Japanese popular culture has also consistently portrayed robots in a positive light, ever since Japan created its first famous cartoon robot, Tetsuwan Atomu, in 1951. Its name in Japanese refers to its atomic heart. Putting a nuclear core into a cartoon robot less than a decade afte rHiroshima and Nagasaki might seem an odd way to endear people to the new character. But Tetsuwan Atom–being a robot, rather than a human–was able to use the technology for good.
Over the past half century, scores of other Japanese cartoons and films have featured benign robots that work with humans, in some cases even blending with them. One of the latest is a film called “Hinokio”, in which a reclusive boy sends a robot to school on his behalf and uses virtual-reality technology to interact with classmates. Among the broad Japanese public, it is a short leap to hope that real-world robots will soon be able to pursue good causes, whether helping to detect landmines in war-zones or finding and rescuing victims of disasters.

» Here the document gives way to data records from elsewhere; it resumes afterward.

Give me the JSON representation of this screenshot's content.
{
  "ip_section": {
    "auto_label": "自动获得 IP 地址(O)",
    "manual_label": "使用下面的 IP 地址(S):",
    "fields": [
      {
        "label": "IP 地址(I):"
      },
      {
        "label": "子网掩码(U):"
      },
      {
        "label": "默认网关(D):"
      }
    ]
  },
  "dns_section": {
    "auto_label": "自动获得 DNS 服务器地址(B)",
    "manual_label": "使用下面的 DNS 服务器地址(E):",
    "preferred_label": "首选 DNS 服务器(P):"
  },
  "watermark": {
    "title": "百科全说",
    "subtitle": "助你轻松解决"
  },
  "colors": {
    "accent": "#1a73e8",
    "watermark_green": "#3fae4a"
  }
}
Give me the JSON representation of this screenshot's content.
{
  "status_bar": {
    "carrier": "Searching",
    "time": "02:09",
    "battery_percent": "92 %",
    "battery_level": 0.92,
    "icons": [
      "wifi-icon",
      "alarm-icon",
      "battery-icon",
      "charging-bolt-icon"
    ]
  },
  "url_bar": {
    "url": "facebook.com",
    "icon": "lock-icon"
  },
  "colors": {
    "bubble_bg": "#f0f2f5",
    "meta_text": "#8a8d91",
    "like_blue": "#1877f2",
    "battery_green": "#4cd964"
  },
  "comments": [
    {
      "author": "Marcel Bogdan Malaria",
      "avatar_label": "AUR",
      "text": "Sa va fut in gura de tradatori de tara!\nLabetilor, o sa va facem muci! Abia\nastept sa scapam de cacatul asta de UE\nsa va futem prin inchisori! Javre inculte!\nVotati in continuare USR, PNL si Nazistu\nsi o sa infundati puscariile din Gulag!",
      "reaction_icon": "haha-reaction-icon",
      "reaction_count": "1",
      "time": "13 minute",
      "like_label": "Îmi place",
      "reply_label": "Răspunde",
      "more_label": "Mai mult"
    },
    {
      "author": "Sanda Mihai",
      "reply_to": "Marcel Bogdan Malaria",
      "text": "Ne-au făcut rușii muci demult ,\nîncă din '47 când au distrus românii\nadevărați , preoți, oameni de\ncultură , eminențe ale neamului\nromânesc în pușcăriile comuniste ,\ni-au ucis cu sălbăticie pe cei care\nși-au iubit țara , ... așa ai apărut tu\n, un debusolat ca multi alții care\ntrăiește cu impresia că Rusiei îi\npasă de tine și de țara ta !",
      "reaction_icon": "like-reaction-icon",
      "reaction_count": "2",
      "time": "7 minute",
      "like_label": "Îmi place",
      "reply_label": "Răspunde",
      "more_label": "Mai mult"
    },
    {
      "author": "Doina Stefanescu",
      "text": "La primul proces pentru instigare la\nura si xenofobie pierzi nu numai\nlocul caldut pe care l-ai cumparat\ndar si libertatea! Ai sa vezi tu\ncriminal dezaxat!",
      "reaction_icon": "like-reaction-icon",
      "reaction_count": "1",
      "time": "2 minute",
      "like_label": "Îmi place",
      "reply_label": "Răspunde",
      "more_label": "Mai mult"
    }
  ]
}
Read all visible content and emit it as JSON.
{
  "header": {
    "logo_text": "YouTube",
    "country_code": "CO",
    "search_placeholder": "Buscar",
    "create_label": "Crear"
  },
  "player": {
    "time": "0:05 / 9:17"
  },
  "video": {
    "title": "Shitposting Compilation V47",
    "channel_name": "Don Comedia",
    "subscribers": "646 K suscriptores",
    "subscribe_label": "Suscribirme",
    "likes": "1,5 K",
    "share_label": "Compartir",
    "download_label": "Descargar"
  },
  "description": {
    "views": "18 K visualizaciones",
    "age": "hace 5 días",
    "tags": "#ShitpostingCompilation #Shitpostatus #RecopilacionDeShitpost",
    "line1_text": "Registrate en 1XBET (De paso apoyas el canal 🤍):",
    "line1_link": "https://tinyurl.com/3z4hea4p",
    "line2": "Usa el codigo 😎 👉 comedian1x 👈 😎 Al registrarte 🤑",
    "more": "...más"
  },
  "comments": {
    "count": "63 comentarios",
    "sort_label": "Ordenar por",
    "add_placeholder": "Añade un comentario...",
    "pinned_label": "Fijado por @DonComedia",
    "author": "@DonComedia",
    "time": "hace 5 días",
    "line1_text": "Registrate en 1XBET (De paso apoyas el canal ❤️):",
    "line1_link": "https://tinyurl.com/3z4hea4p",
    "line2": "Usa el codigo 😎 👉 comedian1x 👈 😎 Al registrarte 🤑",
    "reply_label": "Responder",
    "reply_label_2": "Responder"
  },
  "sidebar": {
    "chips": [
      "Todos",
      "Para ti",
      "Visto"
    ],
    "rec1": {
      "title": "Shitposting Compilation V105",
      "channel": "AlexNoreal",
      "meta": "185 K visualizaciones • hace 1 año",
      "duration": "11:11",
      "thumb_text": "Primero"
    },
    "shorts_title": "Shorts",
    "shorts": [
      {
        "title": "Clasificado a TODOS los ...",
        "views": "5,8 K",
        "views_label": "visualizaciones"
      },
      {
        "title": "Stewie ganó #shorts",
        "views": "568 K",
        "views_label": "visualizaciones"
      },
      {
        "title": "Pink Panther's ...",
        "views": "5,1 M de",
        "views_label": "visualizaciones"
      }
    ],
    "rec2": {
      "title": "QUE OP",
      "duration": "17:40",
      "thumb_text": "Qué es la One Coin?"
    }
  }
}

The prevailing view inJapanis that the country is lucky to be uninhibited by robophobia. With fewer of the complexes that trouble many westerners, so the theory goes,Japanis free to make use of a great new tool, just when its needs and abilities are happily about to converge. “Of all the nations involved in such research,” the Japan Times wrote in a 2004 editorial, “Japanis the most inclined to approach it in a spirit of fun.”